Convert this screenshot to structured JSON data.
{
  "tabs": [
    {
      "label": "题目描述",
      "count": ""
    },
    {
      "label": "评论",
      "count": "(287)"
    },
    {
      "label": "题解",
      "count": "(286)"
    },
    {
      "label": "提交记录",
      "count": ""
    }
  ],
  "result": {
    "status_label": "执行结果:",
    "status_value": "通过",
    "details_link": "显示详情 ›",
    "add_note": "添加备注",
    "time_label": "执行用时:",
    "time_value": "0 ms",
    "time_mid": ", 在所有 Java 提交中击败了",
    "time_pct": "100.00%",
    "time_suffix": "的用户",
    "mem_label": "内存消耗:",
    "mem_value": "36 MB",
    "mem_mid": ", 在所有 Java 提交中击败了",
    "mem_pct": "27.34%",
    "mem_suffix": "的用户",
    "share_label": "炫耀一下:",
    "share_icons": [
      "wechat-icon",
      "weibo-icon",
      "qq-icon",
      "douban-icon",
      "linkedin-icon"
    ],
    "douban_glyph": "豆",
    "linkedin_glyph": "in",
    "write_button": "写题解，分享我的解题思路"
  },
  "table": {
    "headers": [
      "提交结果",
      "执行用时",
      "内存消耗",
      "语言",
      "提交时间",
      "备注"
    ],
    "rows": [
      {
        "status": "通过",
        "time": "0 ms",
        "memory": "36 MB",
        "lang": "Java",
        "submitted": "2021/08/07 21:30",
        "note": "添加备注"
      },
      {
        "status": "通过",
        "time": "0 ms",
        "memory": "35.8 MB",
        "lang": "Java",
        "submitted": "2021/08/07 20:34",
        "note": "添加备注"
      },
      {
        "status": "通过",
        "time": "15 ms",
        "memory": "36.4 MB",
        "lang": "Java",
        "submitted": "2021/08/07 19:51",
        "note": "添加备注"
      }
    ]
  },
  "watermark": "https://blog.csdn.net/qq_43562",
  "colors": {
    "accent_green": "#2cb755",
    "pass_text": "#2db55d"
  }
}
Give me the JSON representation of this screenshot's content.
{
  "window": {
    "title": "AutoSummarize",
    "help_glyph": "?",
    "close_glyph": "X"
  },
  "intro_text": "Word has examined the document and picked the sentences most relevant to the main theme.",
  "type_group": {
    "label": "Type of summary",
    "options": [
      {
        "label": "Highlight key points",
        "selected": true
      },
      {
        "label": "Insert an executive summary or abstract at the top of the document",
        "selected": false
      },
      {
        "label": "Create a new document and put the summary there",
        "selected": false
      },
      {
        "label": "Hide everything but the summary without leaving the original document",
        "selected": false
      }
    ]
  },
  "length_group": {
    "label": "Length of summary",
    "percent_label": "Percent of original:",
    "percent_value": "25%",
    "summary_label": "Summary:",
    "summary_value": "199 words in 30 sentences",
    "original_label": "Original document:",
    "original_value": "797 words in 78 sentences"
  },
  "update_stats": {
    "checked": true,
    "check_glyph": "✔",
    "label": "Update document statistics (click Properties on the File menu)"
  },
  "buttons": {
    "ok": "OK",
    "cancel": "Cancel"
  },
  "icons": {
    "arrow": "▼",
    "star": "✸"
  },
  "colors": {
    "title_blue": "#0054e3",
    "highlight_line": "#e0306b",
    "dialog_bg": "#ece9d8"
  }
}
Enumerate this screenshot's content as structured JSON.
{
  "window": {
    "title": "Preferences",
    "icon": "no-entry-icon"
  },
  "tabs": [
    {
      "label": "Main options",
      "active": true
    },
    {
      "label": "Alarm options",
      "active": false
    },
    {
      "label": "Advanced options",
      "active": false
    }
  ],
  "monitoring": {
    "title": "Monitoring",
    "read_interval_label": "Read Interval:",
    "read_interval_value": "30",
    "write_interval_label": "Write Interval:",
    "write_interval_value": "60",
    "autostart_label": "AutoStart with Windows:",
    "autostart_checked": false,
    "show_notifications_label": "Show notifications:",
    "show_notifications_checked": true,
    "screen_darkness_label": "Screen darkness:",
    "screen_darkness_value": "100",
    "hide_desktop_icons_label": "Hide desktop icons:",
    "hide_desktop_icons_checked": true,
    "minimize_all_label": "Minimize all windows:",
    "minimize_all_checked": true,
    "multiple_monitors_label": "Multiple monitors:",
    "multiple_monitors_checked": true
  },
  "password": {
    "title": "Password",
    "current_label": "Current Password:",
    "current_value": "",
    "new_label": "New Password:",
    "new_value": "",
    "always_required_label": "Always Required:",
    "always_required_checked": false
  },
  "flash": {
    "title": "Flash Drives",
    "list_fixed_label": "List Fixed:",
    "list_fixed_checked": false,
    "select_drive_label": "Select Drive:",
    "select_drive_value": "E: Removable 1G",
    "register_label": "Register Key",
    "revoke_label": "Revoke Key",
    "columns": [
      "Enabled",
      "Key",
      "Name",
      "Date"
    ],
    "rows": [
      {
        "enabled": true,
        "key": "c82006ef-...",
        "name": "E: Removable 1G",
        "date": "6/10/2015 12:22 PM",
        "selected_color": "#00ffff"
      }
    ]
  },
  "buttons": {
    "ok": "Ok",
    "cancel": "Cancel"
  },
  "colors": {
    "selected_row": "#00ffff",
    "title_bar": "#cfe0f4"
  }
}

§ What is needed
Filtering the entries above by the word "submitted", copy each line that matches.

§ Result
        "submitted": "2021/08/07 21:30",
        "submitted": "2021/08/07 20:34",
        "submitted": "2021/08/07 19:51",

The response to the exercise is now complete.